So don't let anyone scare you about the dangers of driving here in Grenada. Everyone is very skilled at driving here. It's not hard at all. What you want to look out for is how painful it is to drive here. Bumpy. Curvy. You cannot use cruise control. You have to "clock in" to work when you drive here. You have to pay attention, but you get used to it quickly. Again, it's not hard, it's just boring and annoying.
One other thing: The island is tiny. (in comparison to other places). For example, I'm from Phoenix, AZ. Grenada can fit into the metropolitan area of Phoenix a few times. Yet, I could probably drive from one end of Phoenix to the other faster than I could get from Grenville to St. Georges. You do NOT measure driving in distance here. You measure it in time. And driving here is VERY time consuming...unless you drive very fast like a lot of the bus drivers and commuters.

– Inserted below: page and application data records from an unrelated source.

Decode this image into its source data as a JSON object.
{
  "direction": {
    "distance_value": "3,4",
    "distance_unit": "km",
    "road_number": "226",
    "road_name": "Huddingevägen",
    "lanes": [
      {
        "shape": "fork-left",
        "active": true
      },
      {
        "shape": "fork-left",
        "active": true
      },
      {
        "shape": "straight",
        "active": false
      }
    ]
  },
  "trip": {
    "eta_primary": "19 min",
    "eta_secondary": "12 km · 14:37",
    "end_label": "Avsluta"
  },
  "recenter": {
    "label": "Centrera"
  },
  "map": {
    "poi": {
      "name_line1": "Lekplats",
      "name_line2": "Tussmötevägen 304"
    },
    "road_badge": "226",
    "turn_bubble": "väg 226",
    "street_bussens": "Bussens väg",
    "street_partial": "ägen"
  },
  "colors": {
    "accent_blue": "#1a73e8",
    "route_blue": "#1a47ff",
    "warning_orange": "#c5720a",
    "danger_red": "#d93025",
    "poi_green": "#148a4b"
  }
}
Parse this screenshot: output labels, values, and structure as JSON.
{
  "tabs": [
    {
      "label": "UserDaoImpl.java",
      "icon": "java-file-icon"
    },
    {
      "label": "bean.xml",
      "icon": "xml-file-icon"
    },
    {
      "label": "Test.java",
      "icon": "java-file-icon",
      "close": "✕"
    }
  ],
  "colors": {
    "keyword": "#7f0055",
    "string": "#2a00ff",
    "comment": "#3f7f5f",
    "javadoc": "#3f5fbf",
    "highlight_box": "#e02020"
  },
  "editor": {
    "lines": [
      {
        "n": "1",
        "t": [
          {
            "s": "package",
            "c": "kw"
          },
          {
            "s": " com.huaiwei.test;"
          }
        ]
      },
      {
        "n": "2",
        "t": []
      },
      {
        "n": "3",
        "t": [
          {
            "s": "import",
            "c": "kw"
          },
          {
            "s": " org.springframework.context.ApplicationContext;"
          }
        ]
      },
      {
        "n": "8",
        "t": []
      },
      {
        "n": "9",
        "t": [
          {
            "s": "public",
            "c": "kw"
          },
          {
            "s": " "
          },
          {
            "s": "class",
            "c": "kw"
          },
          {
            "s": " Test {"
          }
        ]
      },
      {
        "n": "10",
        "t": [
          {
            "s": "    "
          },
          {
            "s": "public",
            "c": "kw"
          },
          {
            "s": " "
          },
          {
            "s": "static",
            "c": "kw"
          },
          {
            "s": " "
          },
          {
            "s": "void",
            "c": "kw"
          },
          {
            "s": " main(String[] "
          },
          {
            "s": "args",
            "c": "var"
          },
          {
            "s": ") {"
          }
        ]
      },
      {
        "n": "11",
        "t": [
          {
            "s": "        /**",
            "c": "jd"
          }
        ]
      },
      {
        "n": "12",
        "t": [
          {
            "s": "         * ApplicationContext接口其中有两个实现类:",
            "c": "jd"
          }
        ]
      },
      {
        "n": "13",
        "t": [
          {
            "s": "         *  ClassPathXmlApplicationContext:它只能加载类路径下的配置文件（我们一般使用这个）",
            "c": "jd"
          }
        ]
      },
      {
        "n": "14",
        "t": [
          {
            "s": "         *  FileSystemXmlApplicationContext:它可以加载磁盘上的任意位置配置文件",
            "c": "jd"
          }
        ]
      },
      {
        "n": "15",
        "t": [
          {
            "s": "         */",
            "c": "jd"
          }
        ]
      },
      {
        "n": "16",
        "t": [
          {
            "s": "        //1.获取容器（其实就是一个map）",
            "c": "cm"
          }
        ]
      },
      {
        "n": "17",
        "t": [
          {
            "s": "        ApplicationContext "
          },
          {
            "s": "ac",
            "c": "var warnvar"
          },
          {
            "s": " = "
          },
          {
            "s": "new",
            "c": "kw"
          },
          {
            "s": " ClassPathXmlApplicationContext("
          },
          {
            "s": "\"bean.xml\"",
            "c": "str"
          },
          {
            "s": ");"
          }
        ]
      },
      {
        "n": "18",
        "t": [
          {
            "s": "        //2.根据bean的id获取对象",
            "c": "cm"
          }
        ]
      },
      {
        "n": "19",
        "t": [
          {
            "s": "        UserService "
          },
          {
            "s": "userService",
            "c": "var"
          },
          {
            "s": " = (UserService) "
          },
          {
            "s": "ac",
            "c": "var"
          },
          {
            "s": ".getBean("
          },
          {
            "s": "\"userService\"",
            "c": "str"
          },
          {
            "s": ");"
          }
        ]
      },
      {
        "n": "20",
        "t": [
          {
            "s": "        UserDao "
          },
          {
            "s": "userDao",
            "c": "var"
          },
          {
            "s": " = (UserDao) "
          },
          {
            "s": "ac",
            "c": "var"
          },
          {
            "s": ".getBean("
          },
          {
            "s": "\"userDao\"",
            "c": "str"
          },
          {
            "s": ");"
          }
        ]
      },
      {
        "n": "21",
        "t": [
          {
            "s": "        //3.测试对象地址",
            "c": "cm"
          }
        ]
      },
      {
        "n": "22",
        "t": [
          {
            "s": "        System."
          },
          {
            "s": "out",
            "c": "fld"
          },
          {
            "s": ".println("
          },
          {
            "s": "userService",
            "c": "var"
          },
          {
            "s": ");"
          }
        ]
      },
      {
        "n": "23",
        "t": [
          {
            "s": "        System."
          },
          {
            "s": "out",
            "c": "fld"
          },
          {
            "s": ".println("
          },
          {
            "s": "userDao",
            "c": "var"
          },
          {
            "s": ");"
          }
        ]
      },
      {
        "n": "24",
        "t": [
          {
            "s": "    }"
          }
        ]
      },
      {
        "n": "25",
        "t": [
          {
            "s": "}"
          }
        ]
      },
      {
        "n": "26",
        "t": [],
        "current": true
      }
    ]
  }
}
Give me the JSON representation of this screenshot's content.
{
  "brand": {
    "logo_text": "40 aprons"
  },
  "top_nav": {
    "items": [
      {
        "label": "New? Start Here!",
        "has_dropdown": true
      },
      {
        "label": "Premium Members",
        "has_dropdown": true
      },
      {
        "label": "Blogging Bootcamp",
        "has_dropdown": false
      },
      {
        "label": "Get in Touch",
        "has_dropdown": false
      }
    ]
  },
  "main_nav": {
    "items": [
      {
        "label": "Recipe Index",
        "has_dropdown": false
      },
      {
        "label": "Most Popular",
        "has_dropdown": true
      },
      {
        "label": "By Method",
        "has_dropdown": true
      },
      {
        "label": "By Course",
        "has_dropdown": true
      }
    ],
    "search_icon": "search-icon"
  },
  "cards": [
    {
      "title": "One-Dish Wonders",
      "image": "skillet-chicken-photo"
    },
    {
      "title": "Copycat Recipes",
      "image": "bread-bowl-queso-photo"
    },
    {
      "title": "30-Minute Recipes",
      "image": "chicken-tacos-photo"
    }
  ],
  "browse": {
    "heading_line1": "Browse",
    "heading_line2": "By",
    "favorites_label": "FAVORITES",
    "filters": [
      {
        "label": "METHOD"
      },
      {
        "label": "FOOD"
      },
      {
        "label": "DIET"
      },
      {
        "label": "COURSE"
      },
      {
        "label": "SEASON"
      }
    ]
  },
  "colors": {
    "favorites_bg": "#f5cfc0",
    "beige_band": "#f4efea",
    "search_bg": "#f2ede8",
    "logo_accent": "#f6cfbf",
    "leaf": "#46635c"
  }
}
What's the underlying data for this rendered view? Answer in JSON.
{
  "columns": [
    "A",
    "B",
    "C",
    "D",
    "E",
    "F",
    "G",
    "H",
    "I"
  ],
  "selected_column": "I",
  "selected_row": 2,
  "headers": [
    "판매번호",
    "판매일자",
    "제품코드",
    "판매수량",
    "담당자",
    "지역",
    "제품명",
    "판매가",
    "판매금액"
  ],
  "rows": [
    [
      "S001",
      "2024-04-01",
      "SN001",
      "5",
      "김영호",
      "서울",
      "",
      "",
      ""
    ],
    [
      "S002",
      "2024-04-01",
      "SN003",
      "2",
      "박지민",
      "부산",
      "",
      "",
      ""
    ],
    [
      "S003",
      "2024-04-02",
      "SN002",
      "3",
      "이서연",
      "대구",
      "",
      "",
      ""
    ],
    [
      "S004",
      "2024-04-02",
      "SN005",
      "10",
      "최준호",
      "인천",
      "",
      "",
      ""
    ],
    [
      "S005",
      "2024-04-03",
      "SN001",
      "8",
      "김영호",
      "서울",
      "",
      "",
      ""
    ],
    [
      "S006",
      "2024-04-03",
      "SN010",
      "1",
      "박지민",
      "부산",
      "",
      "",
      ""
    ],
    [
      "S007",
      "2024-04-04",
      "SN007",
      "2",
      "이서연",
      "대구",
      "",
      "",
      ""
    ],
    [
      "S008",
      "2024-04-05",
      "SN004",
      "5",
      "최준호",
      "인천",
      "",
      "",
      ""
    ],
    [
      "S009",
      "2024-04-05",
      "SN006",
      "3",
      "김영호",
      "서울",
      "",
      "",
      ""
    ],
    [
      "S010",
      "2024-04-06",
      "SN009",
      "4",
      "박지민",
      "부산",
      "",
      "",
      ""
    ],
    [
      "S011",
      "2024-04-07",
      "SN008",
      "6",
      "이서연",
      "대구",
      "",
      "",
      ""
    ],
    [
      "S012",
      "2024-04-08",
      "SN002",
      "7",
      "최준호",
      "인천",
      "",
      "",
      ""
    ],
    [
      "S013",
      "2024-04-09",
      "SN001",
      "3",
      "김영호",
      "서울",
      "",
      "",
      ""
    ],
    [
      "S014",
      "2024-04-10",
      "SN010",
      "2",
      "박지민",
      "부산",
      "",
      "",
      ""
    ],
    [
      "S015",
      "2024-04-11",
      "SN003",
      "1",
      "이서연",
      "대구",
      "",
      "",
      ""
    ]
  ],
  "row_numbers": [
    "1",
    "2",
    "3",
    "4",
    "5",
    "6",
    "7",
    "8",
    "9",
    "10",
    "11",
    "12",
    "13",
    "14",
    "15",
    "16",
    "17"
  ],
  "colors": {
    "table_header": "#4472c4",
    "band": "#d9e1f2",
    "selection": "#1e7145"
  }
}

I just bumped up the grenadian highway code thread. Its a great joke, but some of it is painfully true.
The things the poster above hasnt mentioned. There is little vehicle testing (i know a van with brakes on ONE wheel that has been legally on the road for years.
Drunk driving itself isnt illegal, and is actually a pretty popular pasttime at weekends.
Those holes and bumps take it out of cars, only the fit survive, the rest sort of limp, and occasionally fall down cliffs.
Bus drivers are truly very good at driving, and know every bump, after all they drive over the same road enough, problem is that you werent on that bit of road last time they passed, and at some times of day they are in a hurry to refill their customer tank at the next town.
People dont want to hit you, but i see local on local accidents most weeks in st georges, usually slow and not nasty bumps, but financially painful for them. The people who just got frightened by that duppy living near guave or had a few too many and just left the road towards the beach below, well it happens.Edited: 05 March 2015, 13:43
haha! Very entertaining to read. :-)Edited: 05 March 2015, 13:55
Think how much easier driving would be around the world had the Brits not been allowed to conquer so much territory (sorry Bob). I have not researched it, but I am sure the origins for driving on the left had something to do with a king or queen preferring the closer view of the River Dee from the left side of the road on the way to Balmoral. In any event, that has left us with years of needing to reverse engineer cars to accommodate only a handful of countries. Thank God though that they did not reverse the gas and clutch pedals. That would have led to complete mayhem.
We only travel to islands that are safe to roam freely on, Grenada being one of them. I wouldn’t go to an island that did not provide plenty of exploring from a car, and as such we always rent one. As others have written take it easy and all will be fine, and when in doubt, think “left, left, left.” It will be entertaining no matter what you do…hilly, windy, narrow, steep, and with blind turns, but I am surprised no one has mentioned my favorite cause for alarm…the severe cement drainage ditches cut into the edges of the roads. You put a tire into one of those and you won’t be going anywhere until someone comes to lift you out….Which is why my wife is always telling me to stop driving in the middle of the road.
I'd also compare Grenada to Dominica in terms of driving experience. I find other road users perhaps a little more considerate than some other islands (especially St Lucia), but that may be to do with the general niceness of Grenadians in general :)